At the outset of my lecture on Thursday afternoon on the visual challenges of 3D I posed the following question: Will S3D educational presentations advance quickly enough such that if next year, at the same time, I were standing in front of you giving a non-S3D lecture, you would feel impoverished? Certainly if I were to give a lecture today using only overhead slides, or using 35mm slides on a carousel projector, you would consider me to be the Rip Van Winkle of CE presenters. So how long before 2D CE will be considered archaic? If S3D presentation in education is merely a passing fad, you’d say it would be unlikely to encounter an S3D CE presentation in Optometry anywhere anytime soon. Indeed, I presented both sides of the argument, but hazarded a guess that while one year might be too soon for the revolution, in five years we’d be likely to see S3D as the norm. We’ve already begun to glimpse beta versions of S3D PowerPoint technology.
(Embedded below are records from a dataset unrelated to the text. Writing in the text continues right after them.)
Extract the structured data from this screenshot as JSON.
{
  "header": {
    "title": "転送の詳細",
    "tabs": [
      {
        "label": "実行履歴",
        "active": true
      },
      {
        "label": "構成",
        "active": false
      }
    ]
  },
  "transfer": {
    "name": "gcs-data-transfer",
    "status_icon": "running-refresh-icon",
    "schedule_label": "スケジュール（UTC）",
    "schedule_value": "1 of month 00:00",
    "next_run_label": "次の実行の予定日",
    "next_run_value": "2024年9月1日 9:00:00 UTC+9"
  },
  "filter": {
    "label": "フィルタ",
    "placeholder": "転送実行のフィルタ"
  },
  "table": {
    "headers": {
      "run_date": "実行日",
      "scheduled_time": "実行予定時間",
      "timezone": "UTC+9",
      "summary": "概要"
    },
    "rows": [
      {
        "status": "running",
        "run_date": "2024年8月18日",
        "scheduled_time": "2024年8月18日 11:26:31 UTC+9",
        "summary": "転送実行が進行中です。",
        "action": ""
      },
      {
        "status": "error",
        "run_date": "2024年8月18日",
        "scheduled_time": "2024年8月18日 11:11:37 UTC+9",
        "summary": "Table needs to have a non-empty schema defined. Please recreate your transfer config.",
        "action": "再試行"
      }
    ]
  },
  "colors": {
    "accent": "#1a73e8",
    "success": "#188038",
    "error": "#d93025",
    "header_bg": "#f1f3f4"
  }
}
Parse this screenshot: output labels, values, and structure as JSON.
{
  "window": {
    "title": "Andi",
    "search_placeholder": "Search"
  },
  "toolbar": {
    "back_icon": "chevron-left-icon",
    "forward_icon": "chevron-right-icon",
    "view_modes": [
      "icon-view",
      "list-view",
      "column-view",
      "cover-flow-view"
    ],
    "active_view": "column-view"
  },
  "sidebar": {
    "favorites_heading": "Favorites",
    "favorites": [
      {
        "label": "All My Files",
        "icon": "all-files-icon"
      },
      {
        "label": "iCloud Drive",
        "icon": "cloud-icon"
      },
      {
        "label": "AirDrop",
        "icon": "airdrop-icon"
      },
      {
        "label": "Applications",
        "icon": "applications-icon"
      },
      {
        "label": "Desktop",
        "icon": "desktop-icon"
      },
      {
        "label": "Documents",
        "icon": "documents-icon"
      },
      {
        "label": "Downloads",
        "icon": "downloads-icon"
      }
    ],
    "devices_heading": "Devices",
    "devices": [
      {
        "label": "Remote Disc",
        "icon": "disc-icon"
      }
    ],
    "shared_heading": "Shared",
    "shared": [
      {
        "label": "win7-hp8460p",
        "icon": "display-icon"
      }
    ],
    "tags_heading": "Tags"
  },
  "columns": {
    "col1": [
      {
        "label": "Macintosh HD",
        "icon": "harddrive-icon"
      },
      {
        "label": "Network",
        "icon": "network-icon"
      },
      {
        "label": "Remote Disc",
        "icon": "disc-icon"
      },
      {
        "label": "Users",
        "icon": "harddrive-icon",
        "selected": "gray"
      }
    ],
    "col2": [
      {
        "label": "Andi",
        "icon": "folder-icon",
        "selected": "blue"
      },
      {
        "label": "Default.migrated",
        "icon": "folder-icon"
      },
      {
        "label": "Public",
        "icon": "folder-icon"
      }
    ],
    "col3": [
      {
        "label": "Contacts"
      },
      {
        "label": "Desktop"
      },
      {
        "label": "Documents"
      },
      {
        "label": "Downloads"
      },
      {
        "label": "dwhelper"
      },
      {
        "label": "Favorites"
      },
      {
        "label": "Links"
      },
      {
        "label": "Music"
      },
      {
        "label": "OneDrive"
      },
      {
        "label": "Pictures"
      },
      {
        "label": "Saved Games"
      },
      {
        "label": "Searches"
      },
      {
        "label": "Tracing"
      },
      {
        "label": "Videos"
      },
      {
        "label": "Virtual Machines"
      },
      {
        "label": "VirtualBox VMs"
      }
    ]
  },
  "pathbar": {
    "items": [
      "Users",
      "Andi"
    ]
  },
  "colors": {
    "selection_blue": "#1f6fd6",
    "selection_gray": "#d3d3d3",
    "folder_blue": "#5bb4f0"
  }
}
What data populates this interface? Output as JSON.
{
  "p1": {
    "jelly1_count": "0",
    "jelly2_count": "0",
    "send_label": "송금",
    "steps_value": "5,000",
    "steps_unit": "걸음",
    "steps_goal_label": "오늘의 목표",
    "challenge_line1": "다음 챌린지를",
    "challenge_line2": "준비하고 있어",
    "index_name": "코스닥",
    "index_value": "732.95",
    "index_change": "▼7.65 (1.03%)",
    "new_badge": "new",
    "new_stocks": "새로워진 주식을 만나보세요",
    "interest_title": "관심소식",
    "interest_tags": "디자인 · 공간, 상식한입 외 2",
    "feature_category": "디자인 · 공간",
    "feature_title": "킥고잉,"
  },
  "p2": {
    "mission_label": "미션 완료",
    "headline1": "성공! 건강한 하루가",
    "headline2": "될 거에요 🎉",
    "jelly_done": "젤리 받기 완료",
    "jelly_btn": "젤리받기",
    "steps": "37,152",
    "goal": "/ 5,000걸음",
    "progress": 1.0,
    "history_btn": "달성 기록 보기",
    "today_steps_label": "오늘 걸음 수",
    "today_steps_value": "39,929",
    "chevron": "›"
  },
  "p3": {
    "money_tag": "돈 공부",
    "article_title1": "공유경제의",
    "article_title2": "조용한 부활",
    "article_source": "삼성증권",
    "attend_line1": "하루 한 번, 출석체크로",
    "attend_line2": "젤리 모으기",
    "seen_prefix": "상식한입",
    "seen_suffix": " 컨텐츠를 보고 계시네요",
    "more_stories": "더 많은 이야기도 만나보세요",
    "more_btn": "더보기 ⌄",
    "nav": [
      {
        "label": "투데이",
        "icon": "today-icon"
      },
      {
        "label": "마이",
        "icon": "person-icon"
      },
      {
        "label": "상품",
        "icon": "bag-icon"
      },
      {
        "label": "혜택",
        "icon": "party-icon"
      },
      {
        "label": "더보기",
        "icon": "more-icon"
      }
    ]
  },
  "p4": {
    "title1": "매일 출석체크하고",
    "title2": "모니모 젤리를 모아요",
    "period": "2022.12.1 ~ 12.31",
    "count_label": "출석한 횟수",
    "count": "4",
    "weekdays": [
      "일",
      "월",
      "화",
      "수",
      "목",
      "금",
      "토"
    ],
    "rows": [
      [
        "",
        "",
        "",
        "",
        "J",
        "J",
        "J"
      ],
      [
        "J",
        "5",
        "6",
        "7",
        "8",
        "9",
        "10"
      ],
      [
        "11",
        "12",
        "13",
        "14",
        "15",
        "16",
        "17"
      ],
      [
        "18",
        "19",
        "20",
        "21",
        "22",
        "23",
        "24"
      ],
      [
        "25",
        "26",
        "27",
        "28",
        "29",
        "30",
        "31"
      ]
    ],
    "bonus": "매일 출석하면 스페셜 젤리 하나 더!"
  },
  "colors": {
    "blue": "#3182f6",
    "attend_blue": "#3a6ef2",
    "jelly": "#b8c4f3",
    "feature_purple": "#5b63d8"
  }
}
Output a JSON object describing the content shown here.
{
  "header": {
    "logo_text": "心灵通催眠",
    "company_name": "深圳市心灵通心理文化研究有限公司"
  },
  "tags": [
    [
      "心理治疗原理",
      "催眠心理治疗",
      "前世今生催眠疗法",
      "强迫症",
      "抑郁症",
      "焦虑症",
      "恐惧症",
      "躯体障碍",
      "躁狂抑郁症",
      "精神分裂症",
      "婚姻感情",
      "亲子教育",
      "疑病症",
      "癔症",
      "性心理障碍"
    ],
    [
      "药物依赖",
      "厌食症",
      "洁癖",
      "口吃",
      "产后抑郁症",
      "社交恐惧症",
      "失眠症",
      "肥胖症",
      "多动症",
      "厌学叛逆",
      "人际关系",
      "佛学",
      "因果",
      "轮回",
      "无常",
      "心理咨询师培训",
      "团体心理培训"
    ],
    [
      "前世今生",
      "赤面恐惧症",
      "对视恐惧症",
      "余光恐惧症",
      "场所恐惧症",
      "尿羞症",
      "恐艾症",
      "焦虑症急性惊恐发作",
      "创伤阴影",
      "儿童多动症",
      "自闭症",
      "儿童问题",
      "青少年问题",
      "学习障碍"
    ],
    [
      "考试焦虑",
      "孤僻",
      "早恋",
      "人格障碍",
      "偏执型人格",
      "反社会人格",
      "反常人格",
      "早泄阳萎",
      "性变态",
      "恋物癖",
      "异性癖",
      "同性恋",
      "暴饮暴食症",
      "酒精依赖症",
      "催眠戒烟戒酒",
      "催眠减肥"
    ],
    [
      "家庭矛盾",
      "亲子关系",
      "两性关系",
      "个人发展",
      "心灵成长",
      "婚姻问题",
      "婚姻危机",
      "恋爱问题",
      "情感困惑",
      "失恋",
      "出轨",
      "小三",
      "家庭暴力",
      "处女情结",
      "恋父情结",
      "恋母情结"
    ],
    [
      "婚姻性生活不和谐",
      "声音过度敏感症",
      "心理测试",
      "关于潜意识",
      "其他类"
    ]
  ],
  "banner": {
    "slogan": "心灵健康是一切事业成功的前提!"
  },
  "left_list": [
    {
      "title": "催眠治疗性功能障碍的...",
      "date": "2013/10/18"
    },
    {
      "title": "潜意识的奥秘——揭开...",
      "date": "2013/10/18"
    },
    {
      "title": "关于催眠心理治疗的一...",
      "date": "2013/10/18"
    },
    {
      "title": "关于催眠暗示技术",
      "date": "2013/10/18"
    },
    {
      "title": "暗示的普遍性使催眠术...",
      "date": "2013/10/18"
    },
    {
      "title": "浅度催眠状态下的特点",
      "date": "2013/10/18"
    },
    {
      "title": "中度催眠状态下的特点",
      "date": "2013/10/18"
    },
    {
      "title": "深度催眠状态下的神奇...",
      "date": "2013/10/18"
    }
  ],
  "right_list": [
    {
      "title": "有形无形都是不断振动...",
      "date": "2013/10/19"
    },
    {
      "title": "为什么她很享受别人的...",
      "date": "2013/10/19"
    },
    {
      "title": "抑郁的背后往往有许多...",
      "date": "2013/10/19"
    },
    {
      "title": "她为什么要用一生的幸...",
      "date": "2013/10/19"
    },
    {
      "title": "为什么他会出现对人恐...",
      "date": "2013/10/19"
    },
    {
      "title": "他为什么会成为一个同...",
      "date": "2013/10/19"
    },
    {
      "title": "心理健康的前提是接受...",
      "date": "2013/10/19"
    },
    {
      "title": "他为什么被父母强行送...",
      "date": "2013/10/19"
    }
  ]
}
Len Scrogan is a digital learning architect, and a 3D futurist. He was part of yesterday morning’s program and has a very nice blog you should check out. Scrogan is bullish on S3D education, and during the presentation he demonstrated applications of S3D in the classroom particularly for the biological sciences. You can gain a further sense of this by referring to the monograph on 3D In The Classroom that was distributed at the AOA meeting, and available for download here.